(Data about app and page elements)
-- Opening Marker --

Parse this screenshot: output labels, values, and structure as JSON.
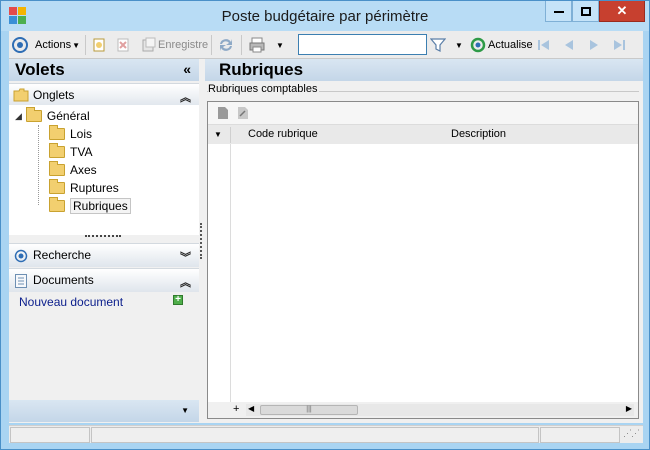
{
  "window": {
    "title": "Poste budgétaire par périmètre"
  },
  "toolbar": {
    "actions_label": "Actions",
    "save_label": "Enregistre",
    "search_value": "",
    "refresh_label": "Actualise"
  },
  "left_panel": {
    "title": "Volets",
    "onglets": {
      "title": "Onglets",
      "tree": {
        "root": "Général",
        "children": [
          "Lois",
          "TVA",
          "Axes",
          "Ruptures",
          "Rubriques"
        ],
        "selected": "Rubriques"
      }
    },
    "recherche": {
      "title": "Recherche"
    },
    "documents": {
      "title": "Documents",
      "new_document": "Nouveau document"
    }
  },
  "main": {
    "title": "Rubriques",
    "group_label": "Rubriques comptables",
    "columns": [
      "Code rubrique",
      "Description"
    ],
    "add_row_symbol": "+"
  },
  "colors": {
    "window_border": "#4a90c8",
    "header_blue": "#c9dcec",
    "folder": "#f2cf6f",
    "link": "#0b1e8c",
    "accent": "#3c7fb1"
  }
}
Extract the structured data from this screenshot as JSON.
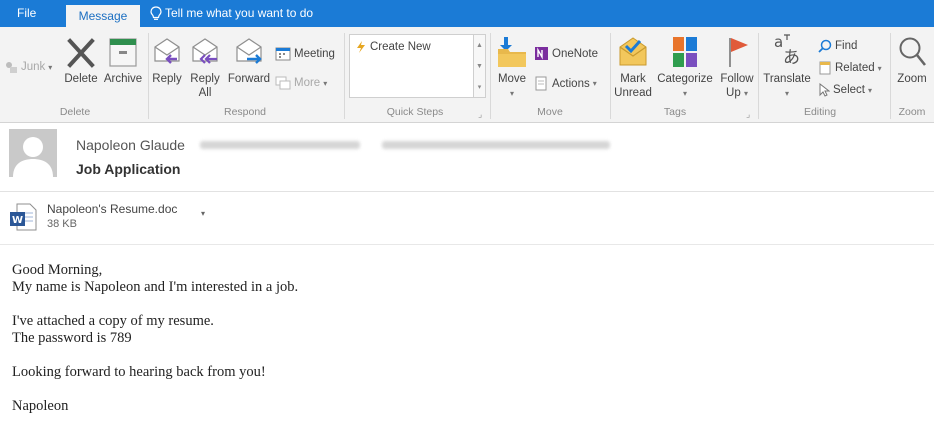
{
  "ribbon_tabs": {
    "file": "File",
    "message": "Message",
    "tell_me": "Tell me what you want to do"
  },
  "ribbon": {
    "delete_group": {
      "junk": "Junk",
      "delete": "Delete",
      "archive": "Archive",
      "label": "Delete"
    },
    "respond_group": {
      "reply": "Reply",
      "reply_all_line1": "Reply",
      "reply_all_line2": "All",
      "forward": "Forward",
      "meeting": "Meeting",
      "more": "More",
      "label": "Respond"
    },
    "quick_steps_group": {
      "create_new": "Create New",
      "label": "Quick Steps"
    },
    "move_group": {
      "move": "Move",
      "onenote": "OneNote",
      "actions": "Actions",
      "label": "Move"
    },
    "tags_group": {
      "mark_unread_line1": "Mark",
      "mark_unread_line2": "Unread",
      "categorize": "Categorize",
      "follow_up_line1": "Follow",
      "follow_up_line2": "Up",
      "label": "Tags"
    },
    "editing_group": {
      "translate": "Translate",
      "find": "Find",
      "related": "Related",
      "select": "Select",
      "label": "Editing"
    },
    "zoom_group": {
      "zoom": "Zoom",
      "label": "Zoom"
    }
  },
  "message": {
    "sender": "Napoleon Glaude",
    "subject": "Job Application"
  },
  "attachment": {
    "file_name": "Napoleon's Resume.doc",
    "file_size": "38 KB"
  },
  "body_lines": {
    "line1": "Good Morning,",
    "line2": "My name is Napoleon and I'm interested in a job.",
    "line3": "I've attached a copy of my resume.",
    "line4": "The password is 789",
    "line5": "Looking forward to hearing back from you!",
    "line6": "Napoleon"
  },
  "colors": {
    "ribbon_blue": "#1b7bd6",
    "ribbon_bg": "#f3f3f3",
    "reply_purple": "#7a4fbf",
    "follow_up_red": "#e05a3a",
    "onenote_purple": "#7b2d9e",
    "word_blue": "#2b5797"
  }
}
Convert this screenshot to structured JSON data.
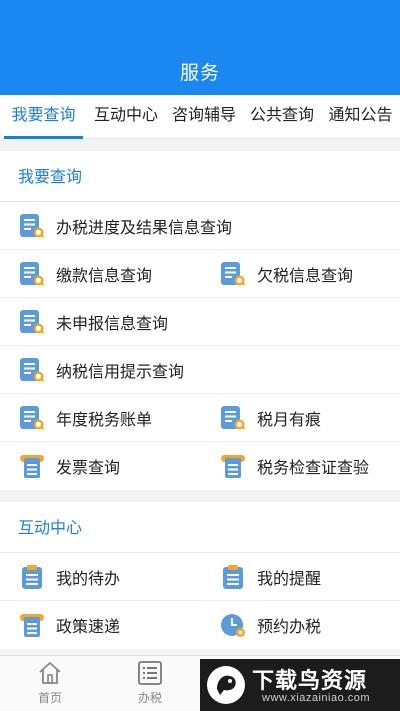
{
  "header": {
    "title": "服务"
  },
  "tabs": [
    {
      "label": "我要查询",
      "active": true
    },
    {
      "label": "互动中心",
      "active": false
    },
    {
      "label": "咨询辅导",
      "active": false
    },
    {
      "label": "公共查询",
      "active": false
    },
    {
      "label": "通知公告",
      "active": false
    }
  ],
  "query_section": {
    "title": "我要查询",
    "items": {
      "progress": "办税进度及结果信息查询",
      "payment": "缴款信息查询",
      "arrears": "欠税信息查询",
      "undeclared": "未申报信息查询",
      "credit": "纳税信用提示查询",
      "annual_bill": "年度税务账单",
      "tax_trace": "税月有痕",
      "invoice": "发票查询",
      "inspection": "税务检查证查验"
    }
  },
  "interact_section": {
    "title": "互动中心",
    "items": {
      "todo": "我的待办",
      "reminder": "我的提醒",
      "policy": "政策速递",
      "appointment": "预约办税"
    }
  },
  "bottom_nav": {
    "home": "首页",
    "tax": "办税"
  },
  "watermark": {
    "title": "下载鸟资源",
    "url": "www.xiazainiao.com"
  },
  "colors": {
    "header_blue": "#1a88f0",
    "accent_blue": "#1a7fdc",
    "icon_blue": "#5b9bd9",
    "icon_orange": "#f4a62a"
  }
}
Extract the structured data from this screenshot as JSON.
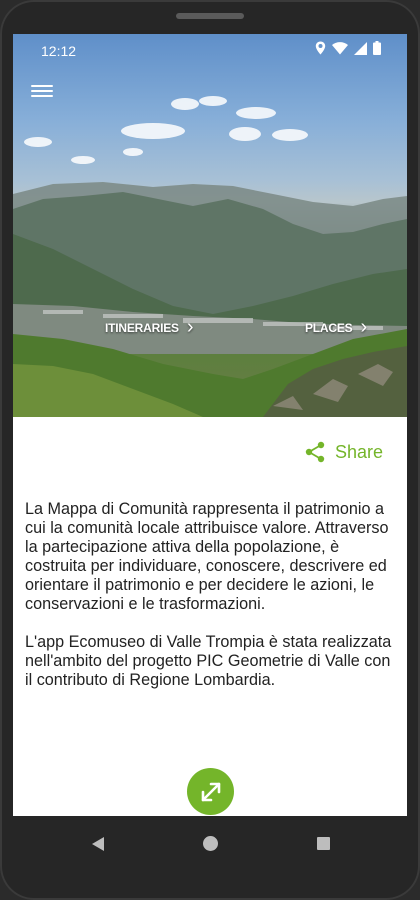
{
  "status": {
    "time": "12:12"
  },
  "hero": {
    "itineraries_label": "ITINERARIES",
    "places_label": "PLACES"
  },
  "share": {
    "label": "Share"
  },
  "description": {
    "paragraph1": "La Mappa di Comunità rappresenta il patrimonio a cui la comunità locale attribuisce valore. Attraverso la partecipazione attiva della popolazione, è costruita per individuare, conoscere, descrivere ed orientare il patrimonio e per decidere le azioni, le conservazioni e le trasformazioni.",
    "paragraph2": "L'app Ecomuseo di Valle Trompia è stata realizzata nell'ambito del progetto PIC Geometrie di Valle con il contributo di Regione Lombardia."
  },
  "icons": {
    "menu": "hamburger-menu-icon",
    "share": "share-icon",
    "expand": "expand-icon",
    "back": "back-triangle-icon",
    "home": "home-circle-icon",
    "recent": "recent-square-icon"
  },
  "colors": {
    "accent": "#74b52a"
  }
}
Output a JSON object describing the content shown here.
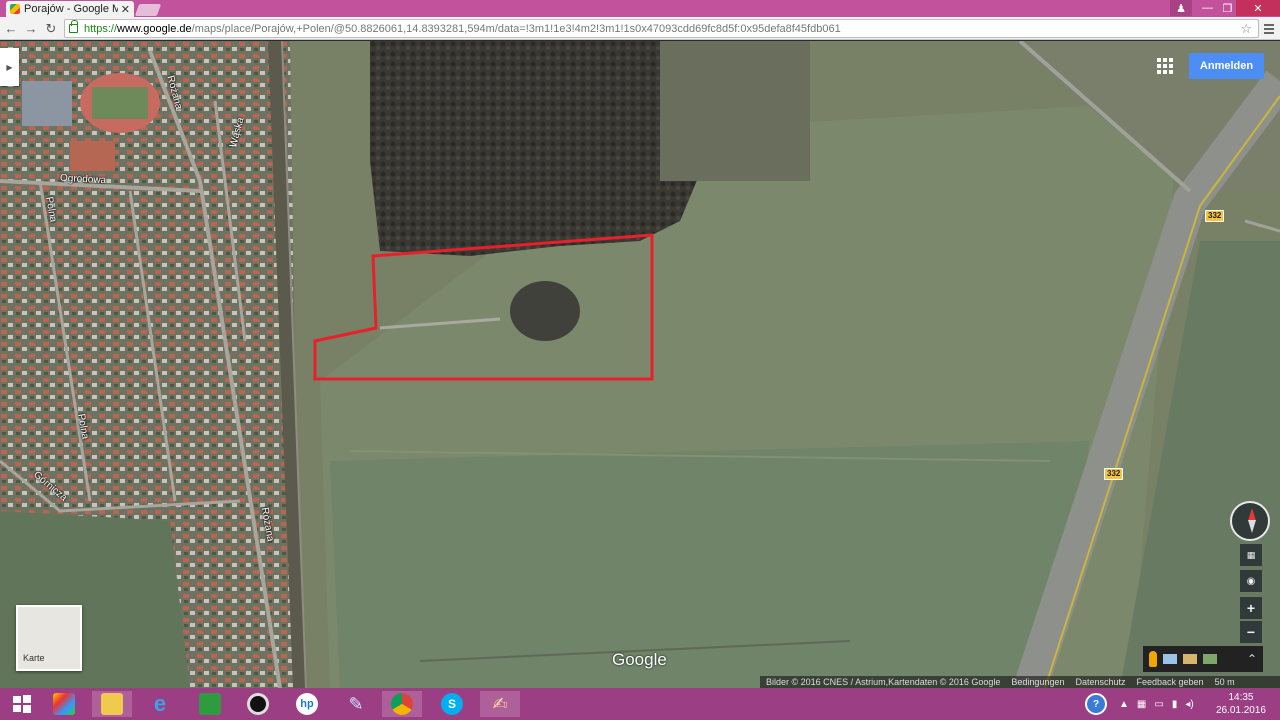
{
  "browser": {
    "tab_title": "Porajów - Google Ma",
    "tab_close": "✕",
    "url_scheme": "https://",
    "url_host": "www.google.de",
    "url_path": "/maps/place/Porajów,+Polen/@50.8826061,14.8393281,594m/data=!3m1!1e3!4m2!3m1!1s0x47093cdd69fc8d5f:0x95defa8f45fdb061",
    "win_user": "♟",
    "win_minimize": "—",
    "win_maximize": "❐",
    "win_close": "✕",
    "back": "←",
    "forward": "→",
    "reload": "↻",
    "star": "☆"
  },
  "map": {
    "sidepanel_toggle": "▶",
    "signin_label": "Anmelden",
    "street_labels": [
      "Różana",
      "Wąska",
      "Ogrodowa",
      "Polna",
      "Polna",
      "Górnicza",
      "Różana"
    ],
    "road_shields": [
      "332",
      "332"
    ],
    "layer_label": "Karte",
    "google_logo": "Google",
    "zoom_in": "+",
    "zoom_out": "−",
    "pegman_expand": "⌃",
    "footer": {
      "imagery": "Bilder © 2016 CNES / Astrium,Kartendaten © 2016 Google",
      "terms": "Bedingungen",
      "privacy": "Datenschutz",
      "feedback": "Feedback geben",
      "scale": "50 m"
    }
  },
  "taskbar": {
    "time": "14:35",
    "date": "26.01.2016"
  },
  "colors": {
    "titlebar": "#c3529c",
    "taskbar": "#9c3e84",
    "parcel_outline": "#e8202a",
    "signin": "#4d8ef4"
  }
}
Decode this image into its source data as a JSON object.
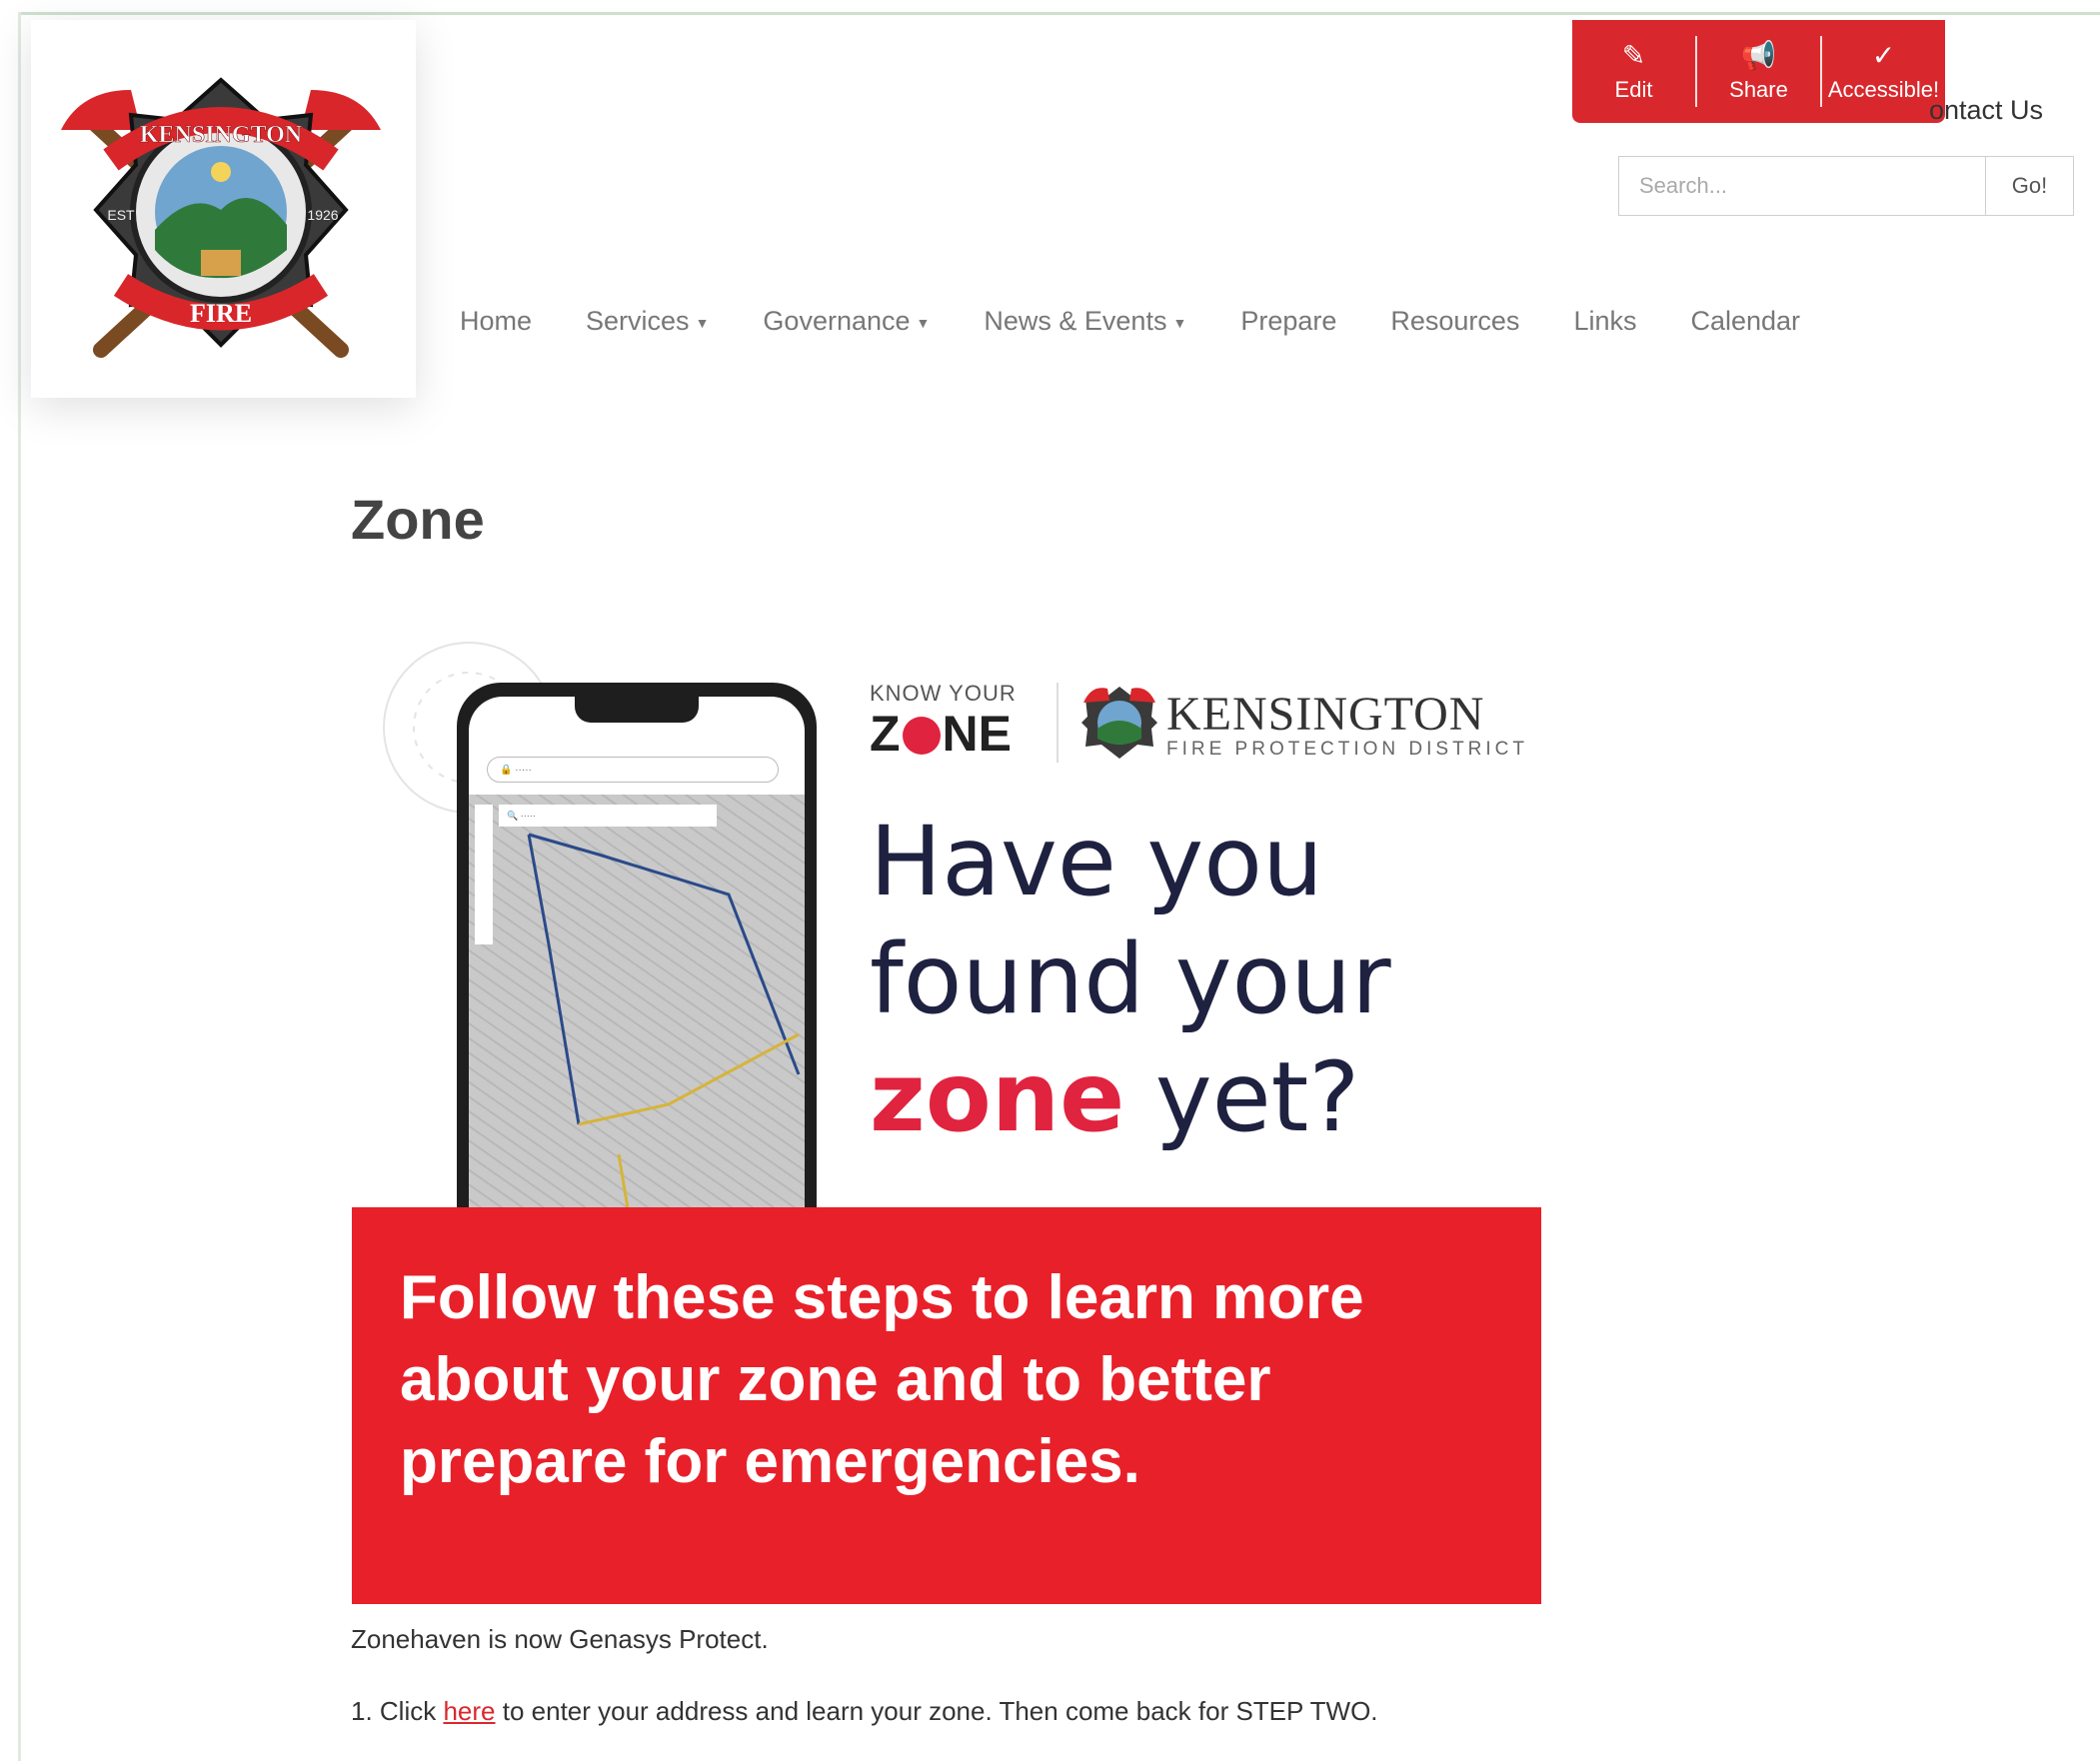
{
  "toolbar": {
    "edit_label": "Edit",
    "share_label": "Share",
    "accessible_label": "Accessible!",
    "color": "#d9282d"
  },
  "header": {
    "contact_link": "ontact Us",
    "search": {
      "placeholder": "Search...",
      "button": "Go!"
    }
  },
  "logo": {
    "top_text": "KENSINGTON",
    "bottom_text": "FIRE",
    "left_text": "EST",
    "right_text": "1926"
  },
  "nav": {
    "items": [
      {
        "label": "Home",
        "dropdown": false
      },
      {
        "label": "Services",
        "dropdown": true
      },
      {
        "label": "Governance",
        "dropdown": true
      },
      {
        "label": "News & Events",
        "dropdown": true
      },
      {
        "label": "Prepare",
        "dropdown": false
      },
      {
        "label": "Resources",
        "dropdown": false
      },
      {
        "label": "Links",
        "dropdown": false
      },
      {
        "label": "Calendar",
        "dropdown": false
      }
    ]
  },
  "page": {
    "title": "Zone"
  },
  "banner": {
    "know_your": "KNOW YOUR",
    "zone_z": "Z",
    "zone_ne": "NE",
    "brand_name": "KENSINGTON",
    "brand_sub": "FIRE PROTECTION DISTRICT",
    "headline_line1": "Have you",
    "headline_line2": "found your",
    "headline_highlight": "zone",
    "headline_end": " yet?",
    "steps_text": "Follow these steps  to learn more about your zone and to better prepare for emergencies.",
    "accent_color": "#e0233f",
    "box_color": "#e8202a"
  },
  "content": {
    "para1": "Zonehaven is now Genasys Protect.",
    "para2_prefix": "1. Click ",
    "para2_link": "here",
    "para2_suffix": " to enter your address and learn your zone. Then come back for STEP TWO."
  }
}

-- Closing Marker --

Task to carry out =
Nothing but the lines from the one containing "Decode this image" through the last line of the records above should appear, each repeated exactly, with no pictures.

Solution to this problem =
Decode this image into its source data as a JSON object.
{
  "toolbar": {
    "edit_label": "Edit",
    "share_label": "Share",
    "accessible_label": "Accessible!",
    "color": "#d9282d"
  },
  "header": {
    "contact_link": "ontact Us",
    "search": {
      "placeholder": "Search...",
      "button": "Go!"
    }
  },
  "logo": {
    "top_text": "KENSINGTON",
    "bottom_text": "FIRE",
    "left_text": "EST",
    "right_text": "1926"
  },
  "nav": {
    "items": [
      {
        "label": "Home",
        "dropdown": false
      },
      {
        "label": "Services",
        "dropdown": true
      },
      {
        "label": "Governance",
        "dropdown": true
      },
      {
        "label": "News & Events",
        "dropdown": true
      },
      {
        "label": "Prepare",
        "dropdown": false
      },
      {
        "label": "Resources",
        "dropdown": false
      },
      {
        "label": "Links",
        "dropdown": false
      },
      {
        "label": "Calendar",
        "dropdown": false
      }
    ]
  },
  "page": {
    "title": "Zone"
  },
  "banner": {
    "know_your": "KNOW YOUR",
    "zone_z": "Z",
    "zone_ne": "NE",
    "brand_name": "KENSINGTON",
    "brand_sub": "FIRE PROTECTION DISTRICT",
    "headline_line1": "Have you",
    "headline_line2": "found your",
    "headline_highlight": "zone",
    "headline_end": " yet?",
    "steps_text": "Follow these steps  to learn more about your zone and to better prepare for emergencies.",
    "accent_color": "#e0233f",
    "box_color": "#e8202a"
  },
  "content": {
    "para1": "Zonehaven is now Genasys Protect.",
    "para2_prefix": "1. Click ",
    "para2_link": "here",
    "para2_suffix": " to enter your address and learn your zone. Then come back for STEP TWO."
  }
}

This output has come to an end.